# What you should do:
Search the records for the word "duomo" and copy every line in which it occurs.

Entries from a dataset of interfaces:
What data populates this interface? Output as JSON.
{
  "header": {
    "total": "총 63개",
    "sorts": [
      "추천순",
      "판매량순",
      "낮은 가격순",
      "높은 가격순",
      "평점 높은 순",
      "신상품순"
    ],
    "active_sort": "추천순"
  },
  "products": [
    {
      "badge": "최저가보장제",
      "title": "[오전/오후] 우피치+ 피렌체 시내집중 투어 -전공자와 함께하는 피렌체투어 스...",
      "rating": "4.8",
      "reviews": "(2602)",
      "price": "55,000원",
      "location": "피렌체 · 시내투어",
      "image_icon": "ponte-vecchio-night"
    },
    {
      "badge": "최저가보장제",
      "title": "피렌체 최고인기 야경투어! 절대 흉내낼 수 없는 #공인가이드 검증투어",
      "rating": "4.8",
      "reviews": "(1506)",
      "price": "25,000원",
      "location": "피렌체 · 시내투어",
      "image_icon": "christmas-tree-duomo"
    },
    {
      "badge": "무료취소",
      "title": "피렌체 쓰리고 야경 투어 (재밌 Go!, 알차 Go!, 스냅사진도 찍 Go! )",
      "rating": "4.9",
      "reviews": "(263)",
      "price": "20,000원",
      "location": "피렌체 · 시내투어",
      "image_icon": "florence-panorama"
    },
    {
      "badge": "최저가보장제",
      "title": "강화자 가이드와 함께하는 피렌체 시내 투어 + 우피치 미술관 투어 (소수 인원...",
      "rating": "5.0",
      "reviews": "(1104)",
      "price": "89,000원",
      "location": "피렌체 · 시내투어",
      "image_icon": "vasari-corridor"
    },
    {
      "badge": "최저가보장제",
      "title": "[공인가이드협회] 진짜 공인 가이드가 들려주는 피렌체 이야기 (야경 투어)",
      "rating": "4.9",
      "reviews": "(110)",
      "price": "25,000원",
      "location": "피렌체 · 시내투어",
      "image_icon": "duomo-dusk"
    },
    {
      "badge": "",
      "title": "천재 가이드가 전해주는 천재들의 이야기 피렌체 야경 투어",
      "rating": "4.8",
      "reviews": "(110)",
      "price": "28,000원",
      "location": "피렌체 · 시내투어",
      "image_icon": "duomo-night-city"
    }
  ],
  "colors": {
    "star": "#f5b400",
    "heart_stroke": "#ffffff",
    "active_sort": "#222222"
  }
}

# Answer section:
      "image_icon": "christmas-tree-duomo"
      "image_icon": "duomo-dusk"
      "image_icon": "duomo-night-city"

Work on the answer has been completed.